“In fact, I think they were a signpost of great things to come, and it was only really the Yom Kippur War and subsequent ‘Oil Shock’ / OPEC oil crisis that put a lid on greater things coming. If it wasn’t for that ( Japan had no domestic oil supply, and has always had to import it ) we might have seen some really interesting and sporty cars from Japan in the mid to late 1970s.
As it was we arguably we had to wait until the mid to late 80s, with giants such as the R series Skylines and peers.
Look around the GTR and you’ll see now familiar items. Dog leg box? Okay, we know how this works.
Common sense like the rear drums, finned for cooling… Nothing new there.
The rear anti-roll bar which is unique to the GTR and often cloned on lesser models. Take a look at the brackets.
And you’ll see them again at the front, painted black and flanking the oil cooler, slightly altered and acting as lifting points for a quick lift in the pits. The kind the lever up the whole front of the car in one swift movement of the large hooped handle.
Inside there are indications of the history, from the works spec centre mounted switches.
To the bare GRP passenger seat, itself made by an industrial seating company in Japan. After all, if you wanted plastic chairs akin to those you find in a school, just with a little more ‘scoop’, you’d go to somebody who made them already, right? I smile as Alan tells me this and we discuss how it must confuse builders trying to replicate the look when they trawl through endless period auto accessory catalogues.
Japanese culture then, do we get it? Some will, some won’t. If you’ve read this far, chances are you’re in the former camp. For us it’s all about respect, Japanese cars just ooze it and the KPGC10 you’re looking at here demands it.

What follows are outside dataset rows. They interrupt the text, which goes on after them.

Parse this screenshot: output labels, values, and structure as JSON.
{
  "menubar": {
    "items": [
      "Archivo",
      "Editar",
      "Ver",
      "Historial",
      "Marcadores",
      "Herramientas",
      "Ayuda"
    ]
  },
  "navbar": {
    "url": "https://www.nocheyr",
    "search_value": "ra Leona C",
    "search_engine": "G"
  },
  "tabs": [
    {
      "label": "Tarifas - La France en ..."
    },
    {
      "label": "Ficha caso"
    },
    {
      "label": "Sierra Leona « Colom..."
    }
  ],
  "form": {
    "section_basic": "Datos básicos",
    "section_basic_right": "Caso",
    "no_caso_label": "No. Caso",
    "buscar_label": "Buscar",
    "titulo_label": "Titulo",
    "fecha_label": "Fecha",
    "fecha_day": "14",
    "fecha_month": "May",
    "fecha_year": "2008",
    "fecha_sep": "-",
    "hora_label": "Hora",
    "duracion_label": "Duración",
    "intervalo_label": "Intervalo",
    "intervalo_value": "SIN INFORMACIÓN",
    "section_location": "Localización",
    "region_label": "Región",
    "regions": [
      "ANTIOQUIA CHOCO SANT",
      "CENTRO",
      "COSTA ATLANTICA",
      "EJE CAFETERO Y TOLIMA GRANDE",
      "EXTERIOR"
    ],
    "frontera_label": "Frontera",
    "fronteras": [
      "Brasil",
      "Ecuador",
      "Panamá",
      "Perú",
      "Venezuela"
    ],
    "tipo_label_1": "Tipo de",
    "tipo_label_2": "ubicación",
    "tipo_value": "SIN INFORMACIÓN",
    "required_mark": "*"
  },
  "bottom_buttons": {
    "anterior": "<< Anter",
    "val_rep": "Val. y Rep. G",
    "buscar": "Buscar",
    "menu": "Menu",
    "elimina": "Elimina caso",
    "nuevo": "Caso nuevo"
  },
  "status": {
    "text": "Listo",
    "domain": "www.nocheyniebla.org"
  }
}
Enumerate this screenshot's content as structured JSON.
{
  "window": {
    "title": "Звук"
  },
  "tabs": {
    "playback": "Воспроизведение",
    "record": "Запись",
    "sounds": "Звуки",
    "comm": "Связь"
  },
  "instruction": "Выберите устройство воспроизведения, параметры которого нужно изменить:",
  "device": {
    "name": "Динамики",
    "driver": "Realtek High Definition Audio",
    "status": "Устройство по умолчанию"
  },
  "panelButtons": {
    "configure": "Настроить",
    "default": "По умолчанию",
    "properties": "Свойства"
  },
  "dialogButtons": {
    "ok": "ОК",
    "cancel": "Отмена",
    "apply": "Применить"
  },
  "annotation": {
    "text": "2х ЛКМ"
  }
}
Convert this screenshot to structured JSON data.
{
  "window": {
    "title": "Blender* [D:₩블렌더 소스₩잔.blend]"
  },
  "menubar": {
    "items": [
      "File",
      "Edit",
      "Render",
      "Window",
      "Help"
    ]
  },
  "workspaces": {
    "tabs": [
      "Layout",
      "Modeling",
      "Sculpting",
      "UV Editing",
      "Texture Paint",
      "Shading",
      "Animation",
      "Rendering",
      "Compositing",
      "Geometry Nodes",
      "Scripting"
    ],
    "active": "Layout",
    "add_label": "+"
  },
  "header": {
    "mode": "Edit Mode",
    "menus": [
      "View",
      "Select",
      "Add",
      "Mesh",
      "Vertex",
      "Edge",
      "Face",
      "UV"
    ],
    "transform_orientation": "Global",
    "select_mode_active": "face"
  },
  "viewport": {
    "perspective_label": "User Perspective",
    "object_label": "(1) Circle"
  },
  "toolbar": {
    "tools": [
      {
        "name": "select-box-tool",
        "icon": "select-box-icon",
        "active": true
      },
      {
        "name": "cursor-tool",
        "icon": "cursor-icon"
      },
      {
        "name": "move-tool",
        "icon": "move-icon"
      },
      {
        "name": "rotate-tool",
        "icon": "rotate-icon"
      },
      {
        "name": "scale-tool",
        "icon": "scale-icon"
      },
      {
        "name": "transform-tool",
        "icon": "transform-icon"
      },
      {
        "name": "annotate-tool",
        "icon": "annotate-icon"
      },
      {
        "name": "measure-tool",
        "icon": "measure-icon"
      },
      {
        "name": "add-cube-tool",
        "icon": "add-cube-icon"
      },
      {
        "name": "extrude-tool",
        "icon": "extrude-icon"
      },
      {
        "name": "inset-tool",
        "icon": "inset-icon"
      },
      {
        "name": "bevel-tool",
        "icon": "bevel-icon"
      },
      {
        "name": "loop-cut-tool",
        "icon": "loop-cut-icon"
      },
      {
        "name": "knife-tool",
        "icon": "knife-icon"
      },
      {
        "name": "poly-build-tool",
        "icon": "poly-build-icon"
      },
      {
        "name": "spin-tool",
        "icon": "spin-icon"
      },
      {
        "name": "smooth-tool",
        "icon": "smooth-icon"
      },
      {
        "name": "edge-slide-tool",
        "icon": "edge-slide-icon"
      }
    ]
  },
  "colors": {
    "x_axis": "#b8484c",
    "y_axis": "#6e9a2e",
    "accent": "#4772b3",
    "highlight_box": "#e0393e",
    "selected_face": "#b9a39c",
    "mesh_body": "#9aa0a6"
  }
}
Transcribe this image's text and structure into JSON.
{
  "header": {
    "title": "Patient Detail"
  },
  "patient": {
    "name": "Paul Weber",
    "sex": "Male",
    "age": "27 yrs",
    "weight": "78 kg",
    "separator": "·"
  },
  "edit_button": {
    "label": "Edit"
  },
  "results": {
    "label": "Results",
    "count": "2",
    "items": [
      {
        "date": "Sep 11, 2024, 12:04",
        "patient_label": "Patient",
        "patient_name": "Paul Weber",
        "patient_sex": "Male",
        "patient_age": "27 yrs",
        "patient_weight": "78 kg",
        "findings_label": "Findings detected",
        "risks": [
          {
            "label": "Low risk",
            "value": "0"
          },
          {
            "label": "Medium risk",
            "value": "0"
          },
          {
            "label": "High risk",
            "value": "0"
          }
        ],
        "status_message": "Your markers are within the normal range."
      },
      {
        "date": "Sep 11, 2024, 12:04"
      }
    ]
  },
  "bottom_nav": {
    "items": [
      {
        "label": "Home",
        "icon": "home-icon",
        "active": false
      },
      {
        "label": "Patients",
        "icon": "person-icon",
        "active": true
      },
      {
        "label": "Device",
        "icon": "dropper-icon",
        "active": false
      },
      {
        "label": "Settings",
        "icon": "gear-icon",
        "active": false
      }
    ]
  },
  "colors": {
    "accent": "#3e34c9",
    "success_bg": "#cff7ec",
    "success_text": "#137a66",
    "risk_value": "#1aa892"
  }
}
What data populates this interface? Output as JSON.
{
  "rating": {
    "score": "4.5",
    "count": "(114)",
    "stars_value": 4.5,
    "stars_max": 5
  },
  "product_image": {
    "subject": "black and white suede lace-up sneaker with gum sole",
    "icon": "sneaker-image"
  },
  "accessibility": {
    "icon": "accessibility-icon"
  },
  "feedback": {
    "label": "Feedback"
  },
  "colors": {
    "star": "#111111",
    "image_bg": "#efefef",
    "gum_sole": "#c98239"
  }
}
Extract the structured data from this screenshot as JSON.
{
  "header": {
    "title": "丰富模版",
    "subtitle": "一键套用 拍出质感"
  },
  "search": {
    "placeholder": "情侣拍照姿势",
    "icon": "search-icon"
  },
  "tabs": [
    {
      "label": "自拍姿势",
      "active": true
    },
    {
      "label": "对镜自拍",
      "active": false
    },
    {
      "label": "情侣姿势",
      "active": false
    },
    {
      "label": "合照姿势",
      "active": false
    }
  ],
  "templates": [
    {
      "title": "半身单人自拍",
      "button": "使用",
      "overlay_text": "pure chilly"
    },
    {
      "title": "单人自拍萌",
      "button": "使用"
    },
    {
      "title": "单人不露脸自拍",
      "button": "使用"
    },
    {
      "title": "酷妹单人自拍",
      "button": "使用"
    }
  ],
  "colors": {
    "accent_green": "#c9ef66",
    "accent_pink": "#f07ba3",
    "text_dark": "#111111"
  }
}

Like a lone warrior representing a nation against armies of BMW 2002s, twin-cam Alfas and hot Cortinas it shows just what is possible if you distill all the good bits, methodology, doctrine and make just one car.